The Wolseley Expedition (also known as the Red River Expedition) was a troop movement authorized by Sir John A. Macdonald to confront Louis Riel and the Métis in 1870, during the Red River Rebellion, at the Red River Settlement in what is now the Canadian province of Manitoba. The expedition was also intended to counter American expansionist sentiments in northern border states.

Under the leadership of Colonel Garnet Wolseley, the expedition set out from Toronto, Ontario in an attempt to interdict Riel. The U.S. Government had refused permission for the troops to cross U.S. soil, and many thought it impossible to move a military force into western Canada via an all-Canadian route, the Dawson Trail having been mapped out only three years earlier and the railway still many years away.

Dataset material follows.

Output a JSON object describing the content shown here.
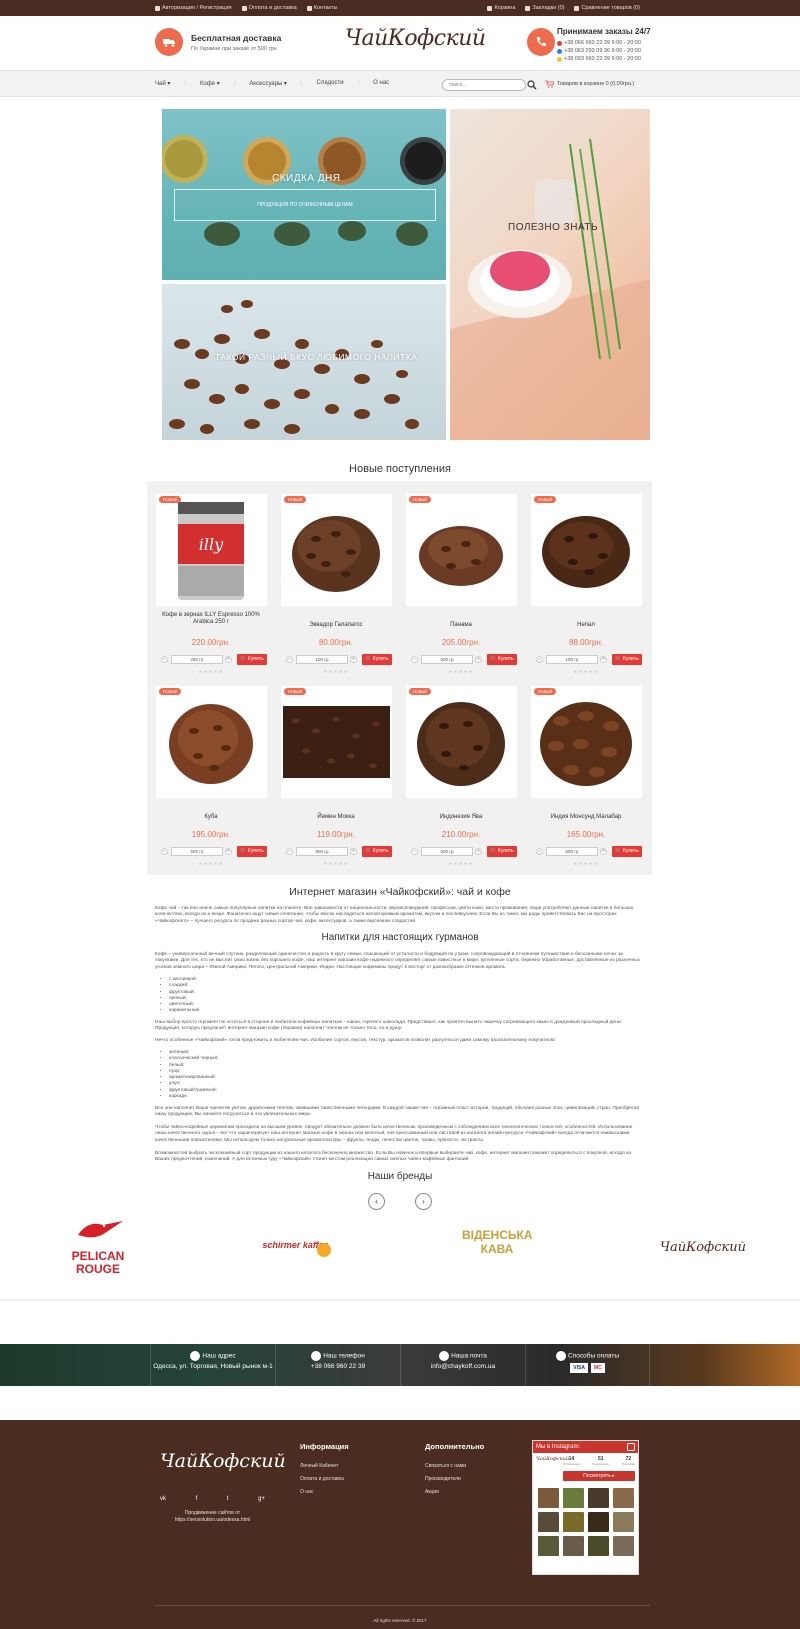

The expedition travelled to Georgian Bay. They then travelled by steamer across Lake Huron and Lake Superior to arrive at Fort William in June. From there the troops carried small boats to Lake Shebandewon. Travelling further westwards, they passed through Fort Frances to Lake of the Woods. They proceeded down the Winnipeg River and across the south basin of Lake Winnipeg to the Red River finally arriving at Fort Garry in late August.

Wolseley formed up his troops and immediately began his advance on Upper Fort Garry. Riel and his followers abandoned the fort with the result it was taken in a "bloodless" action.

An eyewitness account of the expedition's arrival at Upper Fort Garry, provided by a member of the expedition, William Perrin, appeared in the Manitoba Free Press in August 1900 on the 30th anniversary of the arrival. Perrin was a regular British soldier of the 60th Kings Royal Rifles Corps.

The expedition is considered by military historians to have been among the most arduous in history. Over 1,000 men had to transport all their provisions and weaponry including cannon over hundreds of miles of wilderness. At numerous portages, corduroy roads had to be constructed. All this was endured for over two months, along with the summer heat and the inevitable plagues of blackflies and mosquitoes.

Following the successful completion of the expedition, Wolseley penned a tribute to his men in recognition of their extraordinary efforts.

(Source Wikipedia)